Perhaps the best way to explain this is with an example. Under current law the exclusion is set to return to $5 million (indexed for inflation) on January 1, 2026. Therefore, if someone made an $11 million gift today with the current $11.18 million exclusion, they would be able to utilize their exclusion and no tax would be owed on the transfer. However, what if that person then passed away in 2026 when the exclusion drops to $5 million? In other words, the question has been would the estate owe tax on the $6 million difference ($11 million lifetime gift less $5 million exclusion at death, leaving $6 million potentially subject to tax)? This potential “gotcha” tax trap has been called clawback.

The Congress and the IRS have always said that they did not intend to allow clawback, but no formal rules have been created. With recent proposed regulations, the IRS has confirmed that clawback will not occur. The upshot here is that anyone looking to take advantage of the current large exclusion can do so without any fear of future taxable consequences. While it’s possible the regs could change between proposal and finalization, that is very unlikely.

Consequently, if you are in a situation where you can take advantage of the larger exclusion amounts, it’s currently a “use it or lose it” situation. Barring a new act of Congress, the exclusion will revert in 2026. Work with your Benjamin F. Edwards financial advisor, in partnership with your tax and legal advisors, to explore opportunities to shift wealth in a tax efficient manner under these current rules.

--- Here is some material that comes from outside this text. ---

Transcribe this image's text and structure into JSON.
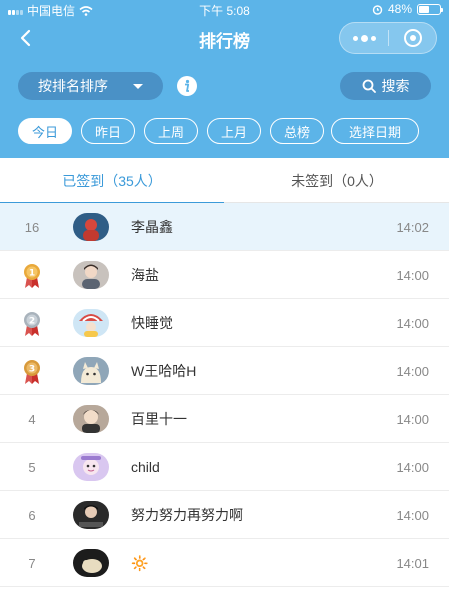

The IRS isn’t always this benevolent, so take advantage of this opportunity if the time is right for you.